Environment News Service, May 5, 2011

NEW YORK, New York – The world’s population will surge past nine billion before 2050 and reach 10.1 billion by the end of the century if current fertility rates continue, according to United Nations figures released Tuesday.

Today’s world population is currently close to seven billion, increasing by the second, and is projected to surpass seven billion towards the end of this year. Continue lendo

Consumption Dwarfs Population as Main Environmental Threat

It’s overconsumption, not population growth, that is the fundamental problem: By almost any measure, a small portion of the world’s people — those in the affluent, developed world — use up most of the Earth’s resources and produce most of its greenhouse gas emissions.

Fred Pearce, Yale 360, April 13, 2009

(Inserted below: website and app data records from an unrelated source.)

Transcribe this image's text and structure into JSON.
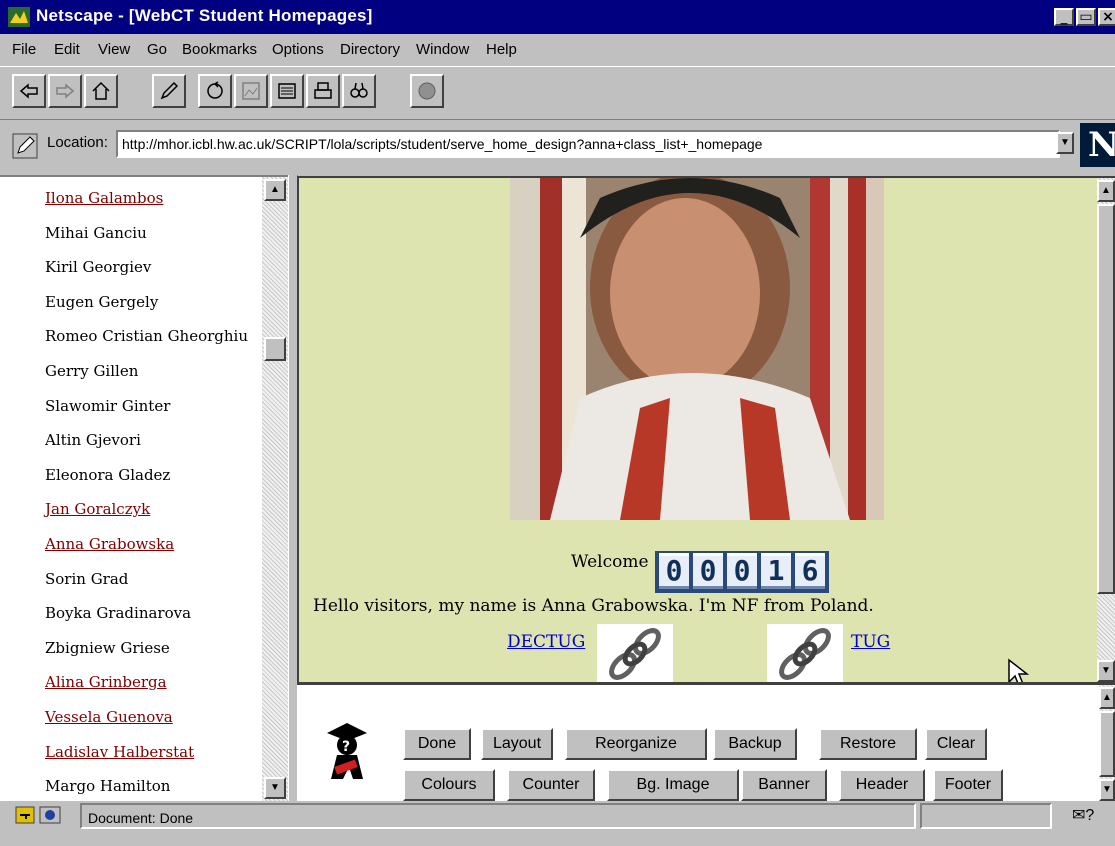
{
  "window": {
    "title": "Netscape - [WebCT Student Homepages]"
  },
  "menu": [
    "File",
    "Edit",
    "View",
    "Go",
    "Bookmarks",
    "Options",
    "Directory",
    "Window",
    "Help"
  ],
  "toolbar_icons": [
    "back-icon",
    "forward-icon",
    "home-icon",
    "edit-icon",
    "reload-icon",
    "images-icon",
    "open-icon",
    "print-icon",
    "find-icon",
    "stop-icon"
  ],
  "location": {
    "label": "Location:",
    "url": "http://mhor.icbl.hw.ac.uk/SCRIPT/lola/scripts/student/serve_home_design?anna+class_list+_homepage"
  },
  "logo_letter": "N",
  "students": [
    {
      "name": "Ilona Galambos",
      "link": true
    },
    {
      "name": "Mihai Ganciu",
      "link": false
    },
    {
      "name": "Kiril Georgiev",
      "link": false
    },
    {
      "name": "Eugen Gergely",
      "link": false
    },
    {
      "name": "Romeo Cristian Gheorghiu",
      "link": false
    },
    {
      "name": "Gerry Gillen",
      "link": false
    },
    {
      "name": "Slawomir Ginter",
      "link": false
    },
    {
      "name": "Altin Gjevori",
      "link": false
    },
    {
      "name": "Eleonora Gladez",
      "link": false
    },
    {
      "name": "Jan Goralczyk",
      "link": true
    },
    {
      "name": "Anna Grabowska",
      "link": true
    },
    {
      "name": "Sorin Grad",
      "link": false
    },
    {
      "name": "Boyka Gradinarova",
      "link": false
    },
    {
      "name": "Zbigniew Griese",
      "link": false
    },
    {
      "name": "Alina Grinberga",
      "link": true
    },
    {
      "name": "Vessela Guenova",
      "link": true
    },
    {
      "name": "Ladislav Halberstat",
      "link": true
    },
    {
      "name": "Margo Hamilton",
      "link": false
    }
  ],
  "homepage": {
    "welcome": "Welcome",
    "counter_digits": [
      "0",
      "0",
      "0",
      "1",
      "6"
    ],
    "hello": "Hello visitors, my name is Anna Grabowska. I'm NF from Poland.",
    "links": [
      "DECTUG",
      "TUG"
    ]
  },
  "design_buttons": {
    "row1": [
      "Done",
      "Layout",
      "Reorganize",
      "Backup",
      "Restore",
      "Clear"
    ],
    "row2": [
      "Colours",
      "Counter",
      "Bg. Image",
      "Banner",
      "Header",
      "Footer"
    ]
  },
  "status": {
    "text": "Document: Done"
  },
  "colors": {
    "titlebar": "#000080",
    "visited_link": "#800000",
    "link": "#0000d0",
    "page_bg": "#dde4b0"
  }
}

It’s the great taboo, I hear many environmentalists say. Population growth is the driving force behind our wrecking of the planet, but we are afraid to discuss it.

It sounds like a no-brainer. More people must inevitably be bad for the environment, taking more resources and causing more pollution, driving the planet ever farther beyond its carrying capacity. But hold on. This is a terribly convenient argument — “over-consumers” in rich countries can blame “over-breeders” in distant lands for the state of the planet. But what are the facts? Continue lendo

Capital paulista ‘exporta’ 293 mil pessoas nesta década

José Roberto de Toledo, O Estado de S.Paulo, 30 de novembro de 2010

Depois de cinco séculos recebendo migrantes de todas as partes do Brasil e do mundo, São Paulo tornou-se uma “exportadora” de gente no século 21. Entre moradores que chegaram e pessoas que abandonaram a cidade, a capital paulista perdeu 293 mil habitantes nesta década.

É o que os demógrafos chamam de saldo migratório negativo. São Paulo só continuou crescendo porque o saldo vegetativo foi alto: 1,770 milhão de nascimentos contra 667 mil mortos entre 2000 e 2010, segundo dados do Datasus (Ministério da Saúde). Continue lendo

População brasileira passa por ”superenvelhecimento”, diz Ipea

A expectativa do Instituto de Pesquisa Econômica Aplicada (Ipea) é que a população brasileira atinja sua expansão máxima em 2030, com aproximadamente 206,8 milhões de pessoas, e passe a se contrair depois disso, caso a taxa de fecundidade não volte a crescer. Com isso, nos próximos 20 anos, deverá haver um “superenvelhecimento” da população, o que deverá modificar as políticas públicas dos próximos governos.

Juliana Ennes, Valor, 14 de outubro de 2010

Com a continuidade da dinâmica da fecundidade e da mortalidade iniciada no século passado, a expectativa do Ipea, ao analisar dados do Instituto brasileiro de Geografia e Estatística (IBGE) é que, em 2040, o contingente populacional brasileiro seja de 204,7 milhões. Continue lendo